Reproduce every entry exactly as given.

··· Exercise data ···

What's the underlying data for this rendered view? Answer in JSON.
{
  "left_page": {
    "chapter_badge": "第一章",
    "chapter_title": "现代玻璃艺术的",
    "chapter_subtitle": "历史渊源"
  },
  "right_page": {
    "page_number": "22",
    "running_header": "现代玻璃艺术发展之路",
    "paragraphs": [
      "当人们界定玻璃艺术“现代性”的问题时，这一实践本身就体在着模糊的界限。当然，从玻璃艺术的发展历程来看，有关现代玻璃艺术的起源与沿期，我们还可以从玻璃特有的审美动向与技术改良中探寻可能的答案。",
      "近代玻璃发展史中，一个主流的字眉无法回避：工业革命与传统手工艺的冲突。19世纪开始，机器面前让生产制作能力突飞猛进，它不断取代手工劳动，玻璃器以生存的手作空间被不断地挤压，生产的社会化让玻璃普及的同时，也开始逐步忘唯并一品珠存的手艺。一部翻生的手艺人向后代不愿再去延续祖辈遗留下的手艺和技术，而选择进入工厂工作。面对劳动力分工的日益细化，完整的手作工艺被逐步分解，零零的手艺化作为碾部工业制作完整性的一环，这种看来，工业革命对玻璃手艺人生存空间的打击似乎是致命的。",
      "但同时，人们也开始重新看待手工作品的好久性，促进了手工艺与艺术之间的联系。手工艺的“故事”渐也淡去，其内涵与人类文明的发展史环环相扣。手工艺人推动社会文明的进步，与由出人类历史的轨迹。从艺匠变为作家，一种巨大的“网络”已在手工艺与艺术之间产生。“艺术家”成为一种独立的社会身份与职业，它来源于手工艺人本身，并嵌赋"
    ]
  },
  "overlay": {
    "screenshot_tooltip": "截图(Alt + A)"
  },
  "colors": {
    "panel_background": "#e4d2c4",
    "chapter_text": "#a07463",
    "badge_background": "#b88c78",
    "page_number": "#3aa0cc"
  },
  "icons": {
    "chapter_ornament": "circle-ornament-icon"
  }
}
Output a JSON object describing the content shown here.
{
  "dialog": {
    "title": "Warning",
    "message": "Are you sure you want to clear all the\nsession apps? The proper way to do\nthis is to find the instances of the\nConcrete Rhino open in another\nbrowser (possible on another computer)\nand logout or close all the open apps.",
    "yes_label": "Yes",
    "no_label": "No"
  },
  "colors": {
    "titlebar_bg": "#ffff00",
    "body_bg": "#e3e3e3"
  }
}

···

> [Answer for this exercise]:
What's the underlying data for this rendered view? Answer in JSON.
{
  "left_page": {
    "chapter_badge": "第一章",
    "chapter_title": "现代玻璃艺术的",
    "chapter_subtitle": "历史渊源"
  },
  "right_page": {
    "page_number": "22",
    "running_header": "现代玻璃艺术发展之路",
    "paragraphs": [
      "当人们界定玻璃艺术“现代性”的问题时，这一实践本身就体在着模糊的界限。当然，从玻璃艺术的发展历程来看，有关现代玻璃艺术的起源与沿期，我们还可以从玻璃特有的审美动向与技术改良中探寻可能的答案。",
      "近代玻璃发展史中，一个主流的字眉无法回避：工业革命与传统手工艺的冲突。19世纪开始，机器面前让生产制作能力突飞猛进，它不断取代手工劳动，玻璃器以生存的手作空间被不断地挤压，生产的社会化让玻璃普及的同时，也开始逐步忘唯并一品珠存的手艺。一部翻生的手艺人向后代不愿再去延续祖辈遗留下的手艺和技术，而选择进入工厂工作。面对劳动力分工的日益细化，完整的手作工艺被逐步分解，零零的手艺化作为碾部工业制作完整性的一环，这种看来，工业革命对玻璃手艺人生存空间的打击似乎是致命的。",
      "但同时，人们也开始重新看待手工作品的好久性，促进了手工艺与艺术之间的联系。手工艺的“故事”渐也淡去，其内涵与人类文明的发展史环环相扣。手工艺人推动社会文明的进步，与由出人类历史的轨迹。从艺匠变为作家，一种巨大的“网络”已在手工艺与艺术之间产生。“艺术家”成为一种独立的社会身份与职业，它来源于手工艺人本身，并嵌赋"
    ]
  },
  "overlay": {
    "screenshot_tooltip": "截图(Alt + A)"
  },
  "colors": {
    "panel_background": "#e4d2c4",
    "chapter_text": "#a07463",
    "badge_background": "#b88c78",
    "page_number": "#3aa0cc"
  },
  "icons": {
    "chapter_ornament": "circle-ornament-icon"
  }
}
Output a JSON object describing the content shown here.
{
  "dialog": {
    "title": "Warning",
    "message": "Are you sure you want to clear all the\nsession apps? The proper way to do\nthis is to find the instances of the\nConcrete Rhino open in another\nbrowser (possible on another computer)\nand logout or close all the open apps.",
    "yes_label": "Yes",
    "no_label": "No"
  },
  "colors": {
    "titlebar_bg": "#ffff00",
    "body_bg": "#e3e3e3"
  }
}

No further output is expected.